    1973 The Years of Lead begin: Far left & right terrorism, economic turmoil
    1978 Abortion laws liberalized
    1980 Economic recovery led by rise of small and medium-size businesses
  • 1982 Palestinian terror attack on Rome’s Great Synagogue
    1986 John Paul II first pope to visit Italian (or any) synagogue for centuries
    1987 State recognizes Jewish right not to work on Shabbat and Jewish holidays
  • 1993 Italy founder member of European Union
    1994 Corruption scandals destroy Christian Democrats & other parties
    Rise of populist political parties and leaders especially Silvio Berlusconi
    Birth rates drop to 1.18 children per woman
  • 1997 Life is Beautiful wins Oscars and raises Italian interest in Holocaust
  • 2008 Italy, with high levels of debt, hit hard by Great Recession
    2015 Italy at forefront of migrant crisis from Syria and Africa
    2017 74.4 % define themselves as Catholic, 27% as actively engaged
  • Museum of Italian Judaism and the Shoah opens in Ferrara
  • 2018 Anti-immigrant regional party heads Italy government
    2019 5 million foreign residents, about 9% of population
    Italian population 60.6 million
  • Jewish population 30,000






We have everything you need to know before you go. Check out our Instagram my_j2adventures for cool updates and interesting tidbits.

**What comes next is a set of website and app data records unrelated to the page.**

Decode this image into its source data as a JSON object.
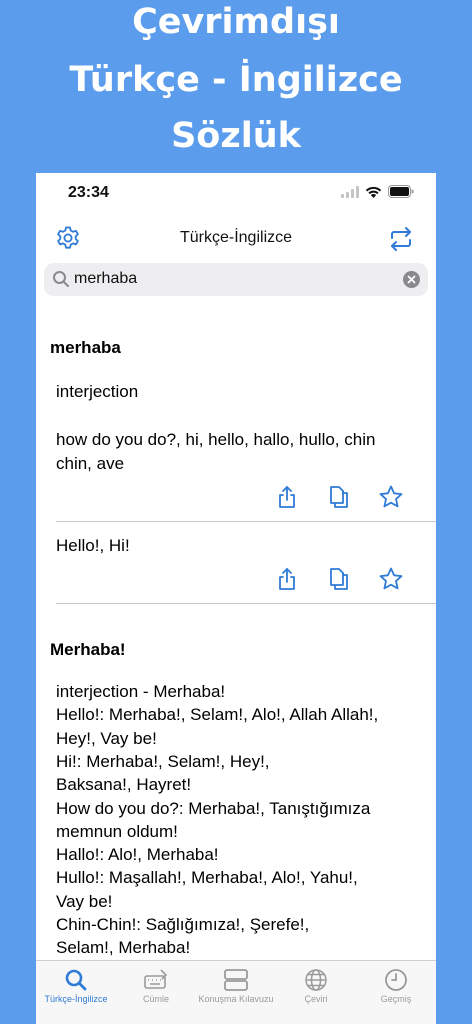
{
  "promo": {
    "line1": "Çevrimdışı",
    "line2": "Türkçe - İngilizce",
    "line3": "Sözlük"
  },
  "status": {
    "time": "23:34"
  },
  "nav": {
    "title": "Türkçe-İngilizce"
  },
  "search": {
    "value": "merhaba",
    "placeholder": ""
  },
  "entries": [
    {
      "headword": "merhaba",
      "senses": [
        {
          "pos": "interjection",
          "text": "how do you do?, hi, hello, hallo, hullo, chin chin, ave"
        },
        {
          "text": "Hello!, Hi!"
        }
      ]
    },
    {
      "headword": "Merhaba!",
      "lines": [
        "interjection - Merhaba!",
        "Hello!: Merhaba!, Selam!, Alo!, Allah Allah!,",
        "Hey!, Vay be!",
        "Hi!: Merhaba!, Selam!, Hey!,",
        "Baksana!, Hayret!",
        "How do you do?: Merhaba!, Tanıştığımıza",
        "memnun oldum!",
        "Hallo!: Alo!, Merhaba!",
        "Hullo!: Maşallah!, Merhaba!, Alo!, Yahu!,",
        "Vay be!",
        "Chin-Chin!: Sağlığımıza!, Şerefe!,",
        "Selam!, Merhaba!"
      ]
    }
  ],
  "tabs": [
    {
      "label": "Türkçe-İngilizce",
      "icon": "search-icon",
      "active": true
    },
    {
      "label": "Cümle",
      "icon": "keyboard-pencil-icon",
      "active": false
    },
    {
      "label": "Konuşma Kılavuzu",
      "icon": "stacked-rectangles-icon",
      "active": false
    },
    {
      "label": "Çeviri",
      "icon": "globe-icon",
      "active": false
    },
    {
      "label": "Geçmiş",
      "icon": "clock-icon",
      "active": false
    }
  ],
  "colors": {
    "accent": "#2f7bd6",
    "background": "#5b9cec",
    "inactive": "#9a9a9a"
  }
}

Whether you have a journey in mind, want to join a featured trip, or simply want to explore, drop us a note. We work really hard to be a loved travel company that delivers amazing and memorable experiences. So please do not be surprised when we say “yes” to every reasonable request you make!


    Just like you we're concerned for the future. And like you, J2 stands for equality, tolerance, pluralism, and true democracy.